UK needs better relations with India - here's how to do it

Richard Well is a suit, shirt and tie stood in a brightly lit reception area with Coventry University logo on the wall behind him

Richard Wells, Deputy Vice-Chancellor (International)

University news

Tuesday 02 July 2024

Press contact

Press Team

Coventry University's Deputy Vice-Chancellor (International), Richard Wells, and Managing Director of the UK India Business Council, Kevin McCole, share their thoughts on the steps the new government could take to build better relations with India.

There are already deep ties between the UK and India but our next government must acknowledge it has work to do to develop the right relationship with what is a genuine global power.

Published in 2021, the 2030 Roadmap for India-UK future relations outlined the commitment of both countries to deliver solutions to global challenges while building on the strengths of one another. From trade and economy to climate, defence and education, this agreement outlines a comprehensive agreement between two allies focused on elevating relations while creating better futures. Continuing to better our relationship with India must therefore be a priority for the new government and here’s how they can do it.

Skilled labour

Producing skilled labour should be front and centre of any approach. A highly-skilled workforce can drive innovation and productivity, making the UK an attractive destination for Indian businesses looking to invest or expand while also increasing trade and economic collaboration between our two countries.

Skills development would also play a key role in enhancing our educational offerings, allowing us to attract more Indian students and professionals which would not only boost the education sector but also lay the foundation for the fostering of long-term collaborations.

Finally, cultural exchange and soft power is often overlooked in favour of more tangible results, however a skilled workforce that includes diverse cultural backgrounds can enhance mutual understanding and respect. This cultural exchange could go a long way in strengthening diplomatic ties and promoting joint initiatives in key subject areas such as health and net zero while developing the UK’s reputation in India.

Free Trade Agreement

Producing skilled labour should be supplemented by a Free Trade Agreement (FTA) between our two countries. The economic benefits and the opportunity for growth are evident and a swiftly concluded FTA would go a long way in supporting both economic development and job creation in both nations. Combine this with improved market access and the conducive environment for business to operate in that an FTA would present and it is evident that this strategic move would enhance economic ties and support long-term growth.

From an education perspective, an FTA would also lend itself to knowledge transfer and the exchange of technology, innovation and learning.
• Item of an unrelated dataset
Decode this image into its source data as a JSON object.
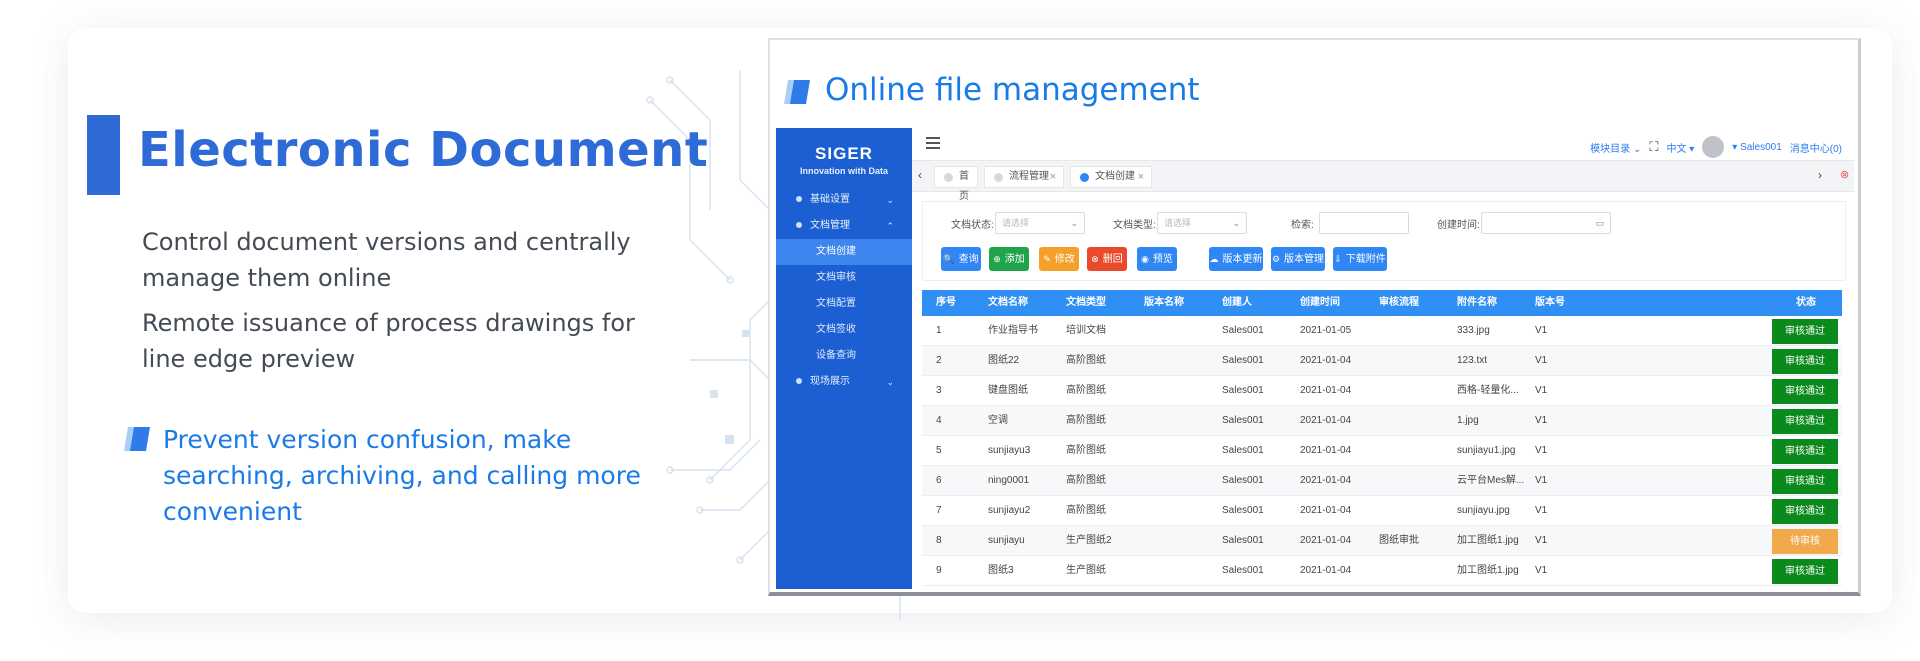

This could in turn spark advancements in various fields, including renewable energy, healthcare and information technology.

Running through all of this is the need to develop our own understanding of the growth potential and trajectory of India as a global power and what this can mean for the UK. The UK India Business Council works to build this understanding across industries and to help UK businesses forge partnerships in India.

Coventry University Group is already taking great strides to tap into this and building on existing relationship with India by expanding its operation in the region. The launch of its India Hub, for example, represents not only the university’s long-term commitment to building strategic collaborations in India but also its appreciation of the region as a global power.

This is an understanding which has developed and grown over many years and the university group is proud to work in collaboration with organisations such as KPIT and L&T Technology Services as well as the Institute of Technology – Bombay and GITAM University.

The 2030 roadmap sets the foundation when it comes to UK-India relations but the new government must do more if both countries are to continue developing and meeting the challenges of the future.